[[ Given records open ]]
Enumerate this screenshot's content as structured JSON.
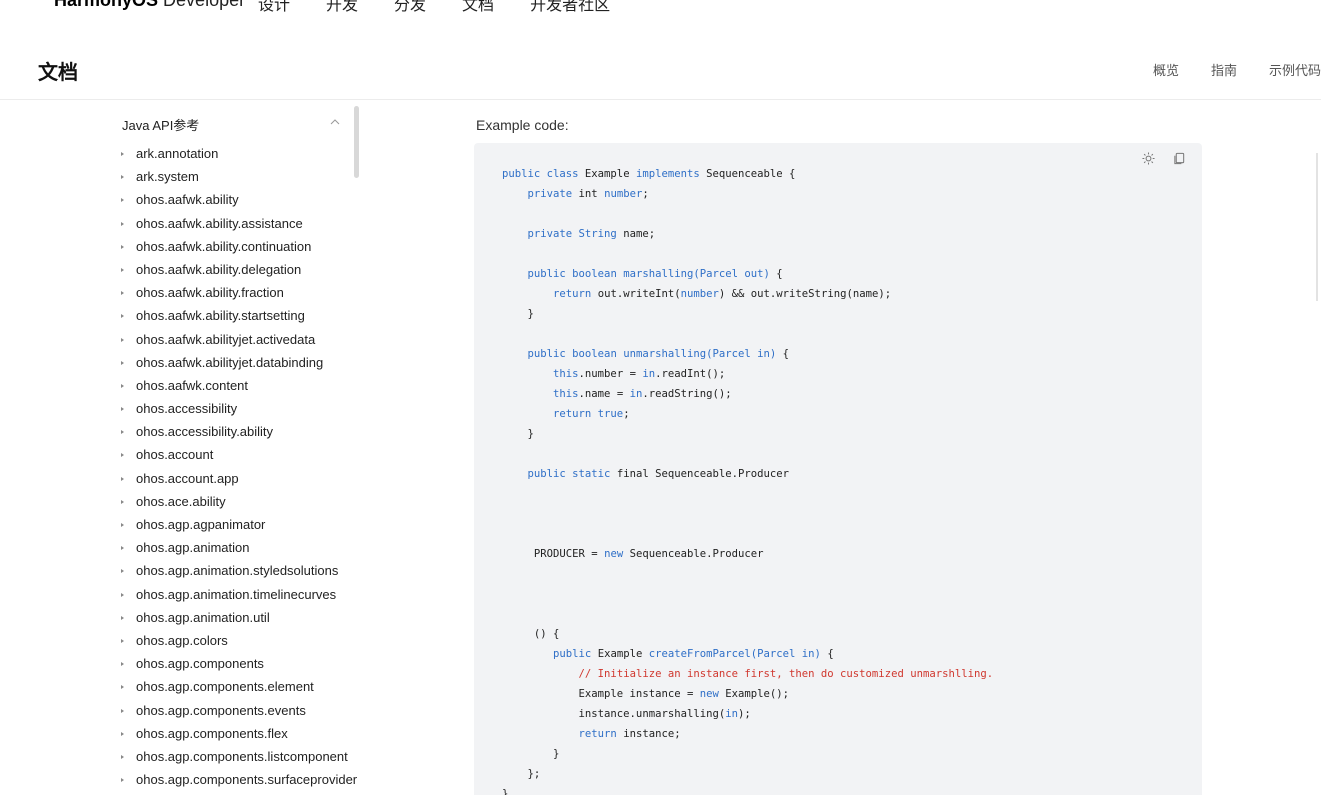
{
  "topnav": {
    "brand_main": "HarmonyOS",
    "brand_sub": "Developer",
    "links": [
      "设计",
      "开发",
      "分发",
      "文档",
      "开发者社区"
    ]
  },
  "subheader": {
    "title": "文档",
    "tabs": [
      "概览",
      "指南",
      "示例代码"
    ]
  },
  "sidebar": {
    "section_title": "Java API参考",
    "items": [
      "ark.annotation",
      "ark.system",
      "ohos.aafwk.ability",
      "ohos.aafwk.ability.assistance",
      "ohos.aafwk.ability.continuation",
      "ohos.aafwk.ability.delegation",
      "ohos.aafwk.ability.fraction",
      "ohos.aafwk.ability.startsetting",
      "ohos.aafwk.abilityjet.activedata",
      "ohos.aafwk.abilityjet.databinding",
      "ohos.aafwk.content",
      "ohos.accessibility",
      "ohos.accessibility.ability",
      "ohos.account",
      "ohos.account.app",
      "ohos.ace.ability",
      "ohos.agp.agpanimator",
      "ohos.agp.animation",
      "ohos.agp.animation.styledsolutions",
      "ohos.agp.animation.timelinecurves",
      "ohos.agp.animation.util",
      "ohos.agp.colors",
      "ohos.agp.components",
      "ohos.agp.components.element",
      "ohos.agp.components.events",
      "ohos.agp.components.flex",
      "ohos.agp.components.listcomponent",
      "ohos.agp.components.surfaceprovider"
    ]
  },
  "content": {
    "example_label": "Example code:",
    "code_lines": [
      [
        [
          "kw",
          "public class "
        ],
        [
          "",
          "Example "
        ],
        [
          "kw",
          "implements "
        ],
        [
          "",
          "Sequenceable {"
        ]
      ],
      [
        [
          "",
          "    "
        ],
        [
          "kw",
          "private "
        ],
        [
          "",
          "int "
        ],
        [
          "kw",
          "number"
        ],
        [
          "",
          ";"
        ]
      ],
      [
        [
          "",
          "    "
        ],
        [
          "kw",
          "private "
        ],
        [
          "kw",
          "String "
        ],
        [
          "",
          "name;"
        ]
      ],
      [
        [
          "",
          "    "
        ],
        [
          "kw",
          "public "
        ],
        [
          "kw",
          "boolean "
        ],
        [
          "kw",
          "marshalling"
        ],
        [
          "kw",
          "(Parcel out) "
        ],
        [
          "",
          "{"
        ]
      ],
      [
        [
          "",
          "        "
        ],
        [
          "kw",
          "return "
        ],
        [
          "",
          "out.writeInt("
        ],
        [
          "kw",
          "number"
        ],
        [
          "",
          ") && out.writeString(name);"
        ]
      ],
      [
        [
          "",
          "    }"
        ]
      ],
      [
        [
          "",
          "    "
        ],
        [
          "kw",
          "public "
        ],
        [
          "kw",
          "boolean "
        ],
        [
          "kw",
          "unmarshalling"
        ],
        [
          "kw",
          "(Parcel in) "
        ],
        [
          "",
          "{"
        ]
      ],
      [
        [
          "",
          "        "
        ],
        [
          "kw",
          "this"
        ],
        [
          "",
          ".number = "
        ],
        [
          "kw",
          "in"
        ],
        [
          "",
          ".readInt();"
        ]
      ],
      [
        [
          "",
          "        "
        ],
        [
          "kw",
          "this"
        ],
        [
          "",
          ".name = "
        ],
        [
          "kw",
          "in"
        ],
        [
          "",
          ".readString();"
        ]
      ],
      [
        [
          "",
          "        "
        ],
        [
          "kw",
          "return true"
        ],
        [
          "",
          ";"
        ]
      ],
      [
        [
          "",
          "    }"
        ]
      ],
      [
        [
          "",
          "    "
        ],
        [
          "kw",
          "public static "
        ],
        [
          "",
          "final Sequenceable.Producer"
        ]
      ],
      [
        [
          "",
          "     PRODUCER = "
        ],
        [
          "kw",
          "new "
        ],
        [
          "",
          "Sequenceable.Producer"
        ]
      ],
      [
        [
          "",
          "     () {"
        ]
      ],
      [
        [
          "",
          "        "
        ],
        [
          "kw",
          "public "
        ],
        [
          "",
          "Example "
        ],
        [
          "kw",
          "createFromParcel(Parcel in) "
        ],
        [
          "",
          "{"
        ]
      ],
      [
        [
          "",
          "            "
        ],
        [
          "cm",
          "// Initialize an instance first, then do customized unmarshlling."
        ]
      ],
      [
        [
          "",
          "            Example instance = "
        ],
        [
          "kw",
          "new "
        ],
        [
          "",
          "Example();"
        ]
      ],
      [
        [
          "",
          "            instance.unmarshalling("
        ],
        [
          "kw",
          "in"
        ],
        [
          "",
          ");"
        ]
      ],
      [
        [
          "",
          "            "
        ],
        [
          "kw",
          "return "
        ],
        [
          "",
          "instance;"
        ]
      ],
      [
        [
          "",
          "        }"
        ]
      ],
      [
        [
          "",
          "    };"
        ]
      ],
      [
        [
          "",
          "}"
        ]
      ]
    ]
  },
  "colors": {
    "keyword": "#2f6fc7",
    "comment": "#d0382f",
    "code_bg": "#f2f3f5"
  }
}
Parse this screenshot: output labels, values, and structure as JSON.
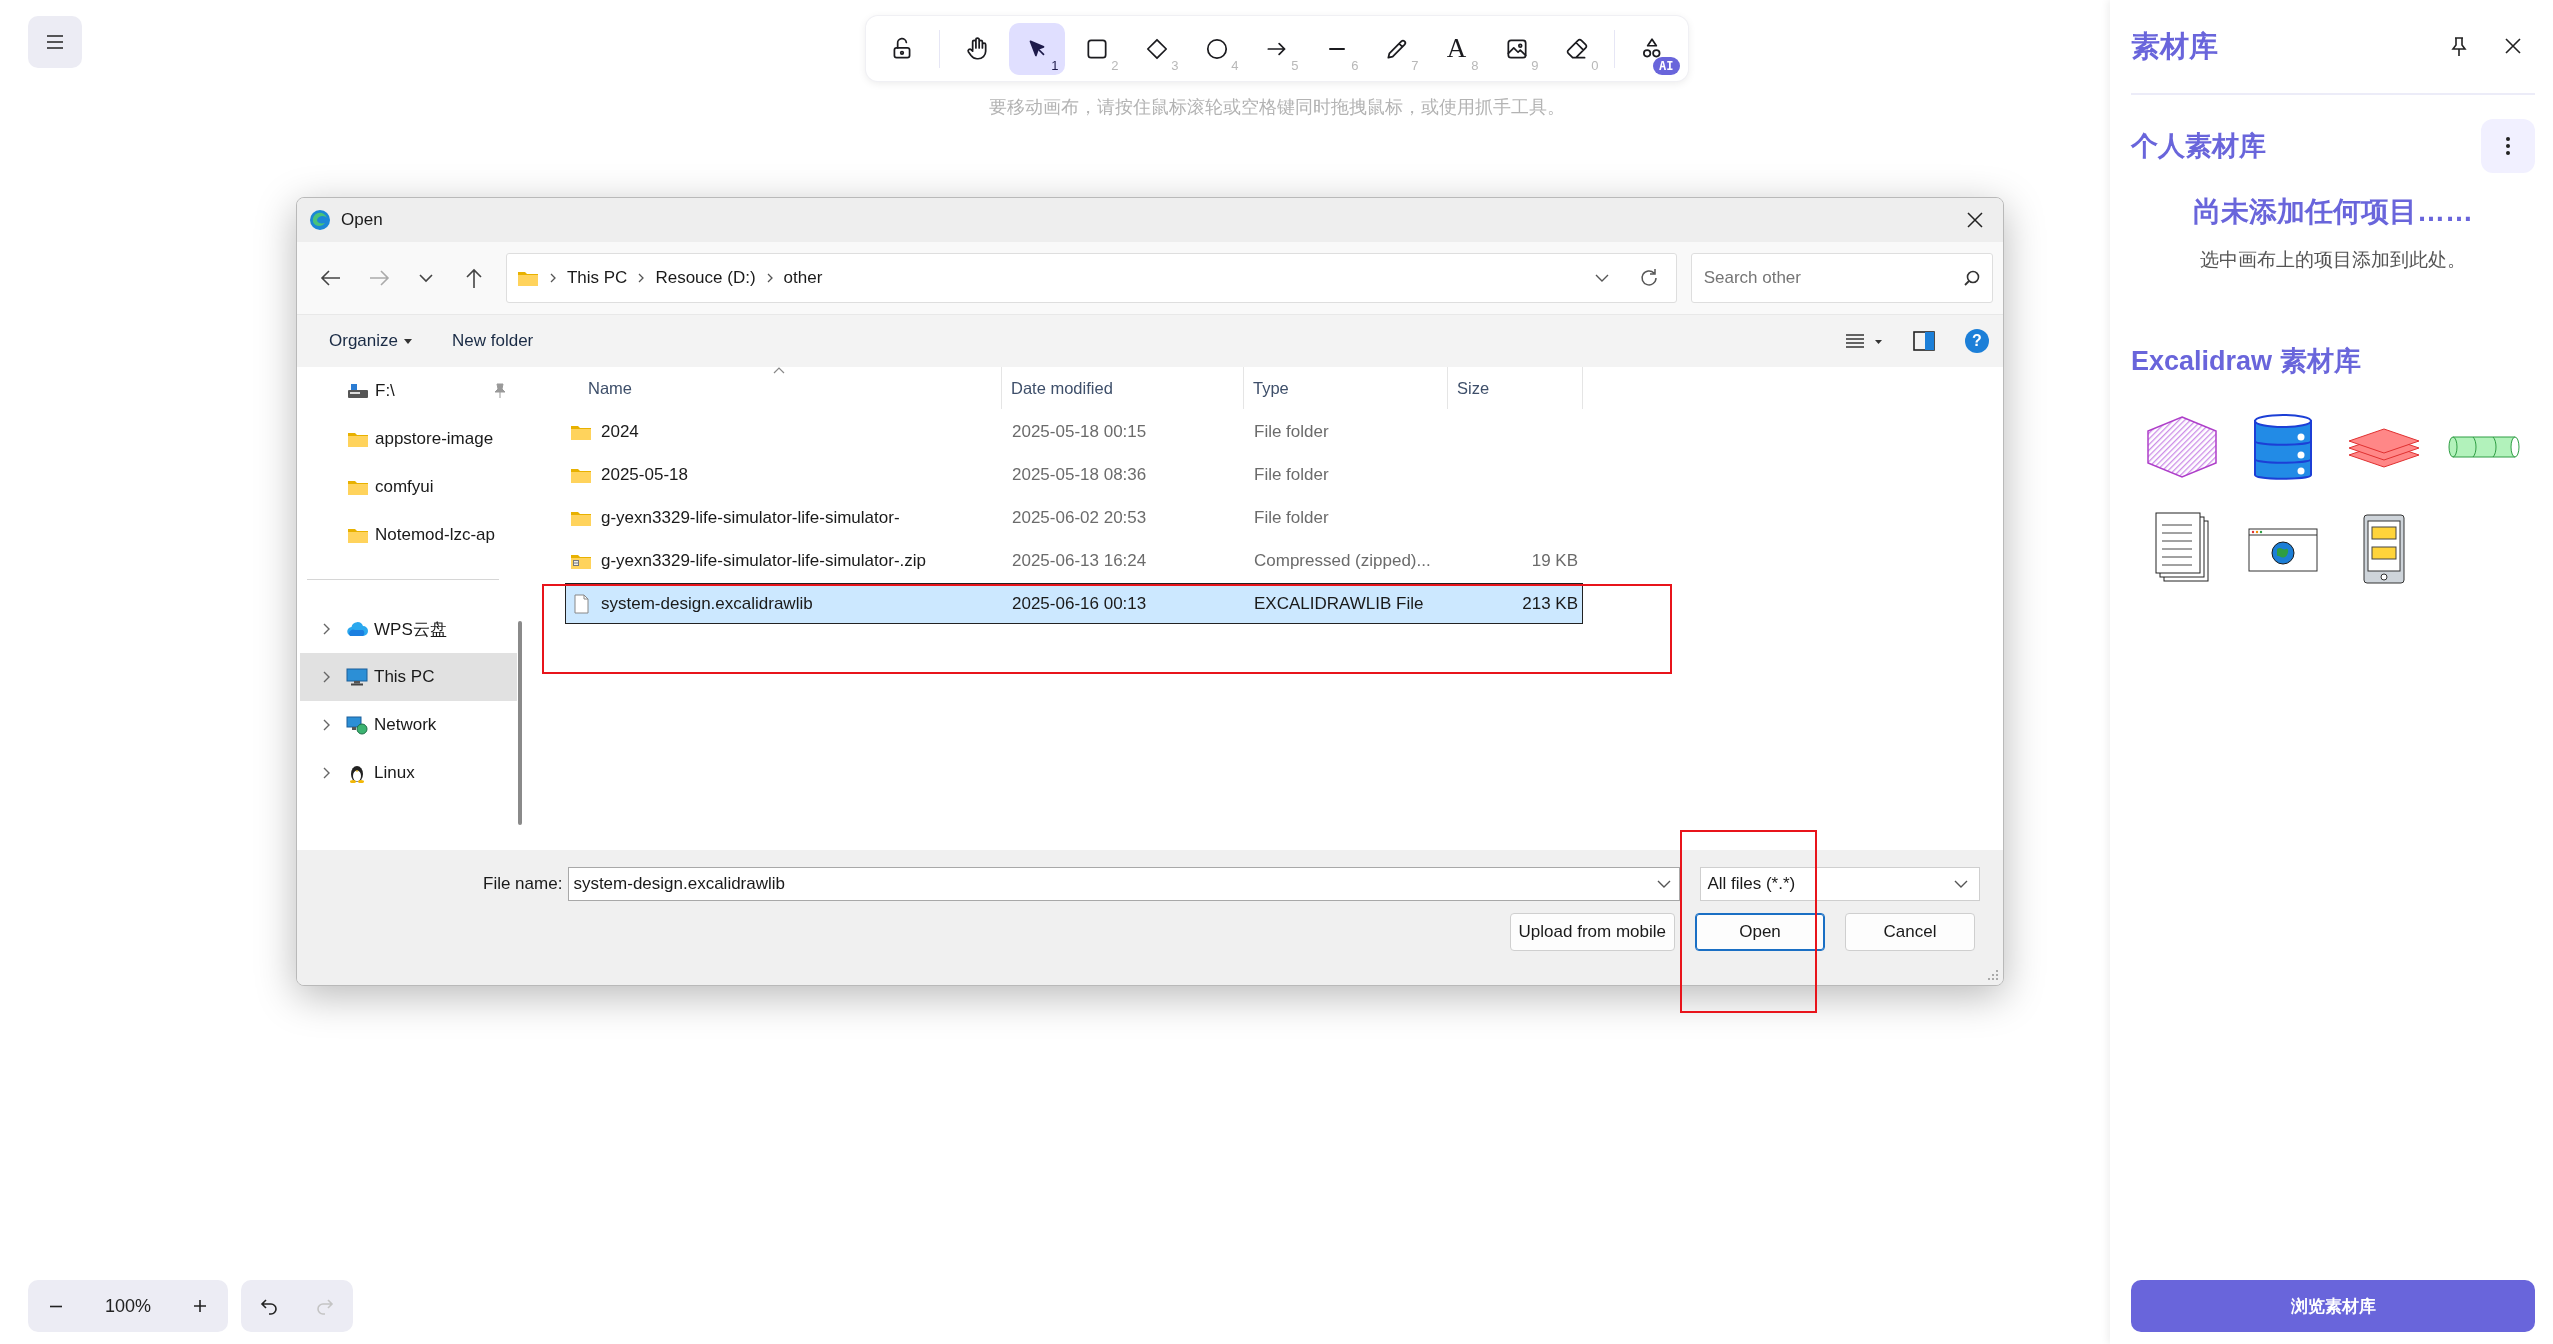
{
  "toolbar": {
    "groups": [
      {
        "tools": [
          {
            "kind": "lock",
            "selected": false
          }
        ]
      },
      {
        "tools": [
          {
            "kind": "hand",
            "selected": false
          },
          {
            "kind": "pointer",
            "key": "1",
            "selected": true
          },
          {
            "kind": "rectangle",
            "key": "2",
            "selected": false
          },
          {
            "kind": "diamond",
            "key": "3",
            "selected": false
          },
          {
            "kind": "ellipse",
            "key": "4",
            "selected": false
          },
          {
            "kind": "arrow",
            "key": "5",
            "selected": false
          },
          {
            "kind": "line",
            "key": "6",
            "selected": false
          },
          {
            "kind": "pencil",
            "key": "7",
            "selected": false
          },
          {
            "kind": "text",
            "glyph": "A",
            "key": "8",
            "selected": false
          },
          {
            "kind": "image",
            "key": "9",
            "selected": false
          },
          {
            "kind": "eraser",
            "key": "0",
            "selected": false
          }
        ]
      },
      {
        "tools": [
          {
            "kind": "shapes",
            "badge": "AI",
            "selected": false
          }
        ]
      }
    ]
  },
  "canvas_hint": "要移动画布，请按住鼠标滚轮或空格键同时拖拽鼠标，或使用抓手工具。",
  "dialog": {
    "title": "Open",
    "breadcrumb": [
      "This PC",
      "Resouce (D:)",
      "other"
    ],
    "search": {
      "placeholder": "Search other"
    },
    "commands": [
      {
        "label": "Organize",
        "menu": true
      },
      {
        "label": "New folder",
        "menu": false
      }
    ],
    "help": "?",
    "quick_access": [
      {
        "label": "F:\\",
        "kind": "drive",
        "pinned": true
      },
      {
        "label": "appstore-image",
        "kind": "folder",
        "pinned": false
      },
      {
        "label": "comfyui",
        "kind": "folder",
        "pinned": false
      },
      {
        "label": "Notemod-lzc-ap",
        "kind": "folder",
        "pinned": false
      }
    ],
    "locations": [
      {
        "label": "WPS云盘",
        "kind": "cloud",
        "selected": false
      },
      {
        "label": "This PC",
        "kind": "monitor",
        "selected": true
      },
      {
        "label": "Network",
        "kind": "network",
        "selected": false
      },
      {
        "label": "Linux",
        "kind": "penguin",
        "selected": false
      }
    ],
    "columns": [
      "Name",
      "Date modified",
      "Type",
      "Size"
    ],
    "files": [
      {
        "name": "2024",
        "date": "2025-05-18 00:15",
        "type": "File folder",
        "kind": "folder",
        "selected": false
      },
      {
        "name": "2025-05-18",
        "date": "2025-05-18 08:36",
        "type": "File folder",
        "kind": "folder",
        "selected": false
      },
      {
        "name": "g-yexn3329-life-simulator-life-simulator-",
        "date": "2025-06-02 20:53",
        "type": "File folder",
        "kind": "folder",
        "selected": false
      },
      {
        "name": "g-yexn3329-life-simulator-life-simulator-.zip",
        "date": "2025-06-13 16:24",
        "type": "Compressed (zipped)...",
        "size": "19 KB",
        "kind": "zip",
        "selected": false
      },
      {
        "name": "system-design.excalidrawlib",
        "date": "2025-06-16 00:13",
        "type": "EXCALIDRAWLIB File",
        "size": "213 KB",
        "kind": "file",
        "selected": true
      }
    ],
    "file_name": {
      "label": "File name:",
      "value": "system-design.excalidrawlib"
    },
    "filter": {
      "value": "All files (*.*)"
    },
    "buttons": [
      {
        "label": "Upload from mobile",
        "default": false
      },
      {
        "label": "Open",
        "default": true
      },
      {
        "label": "Cancel",
        "default": false
      }
    ]
  },
  "annotations": [
    {
      "kind": "red-box"
    },
    {
      "kind": "red-box"
    }
  ],
  "sidebar": {
    "title": "素材库",
    "personal": {
      "title": "个人素材库",
      "empty_title": "尚未添加任何项目……",
      "empty_hint": "选中画布上的项目添加到此处。"
    },
    "library": {
      "title": "Excalidraw 素材库",
      "items": [
        {
          "kind": "hexagon"
        },
        {
          "kind": "database"
        },
        {
          "kind": "layers"
        },
        {
          "kind": "cylinder"
        },
        {
          "kind": "documents"
        },
        {
          "kind": "browser"
        },
        {
          "kind": "tablet"
        }
      ]
    },
    "browse_button": "浏览素材库"
  },
  "footer": {
    "zoom": "100%",
    "undo_disabled": false,
    "redo_disabled": true
  }
}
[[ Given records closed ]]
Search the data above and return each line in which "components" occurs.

      "ohos.agp.components",
      "ohos.agp.components.element",
      "ohos.agp.components.events",
      "ohos.agp.components.flex",
      "ohos.agp.components.listcomponent",
      "ohos.agp.components.surfaceprovider"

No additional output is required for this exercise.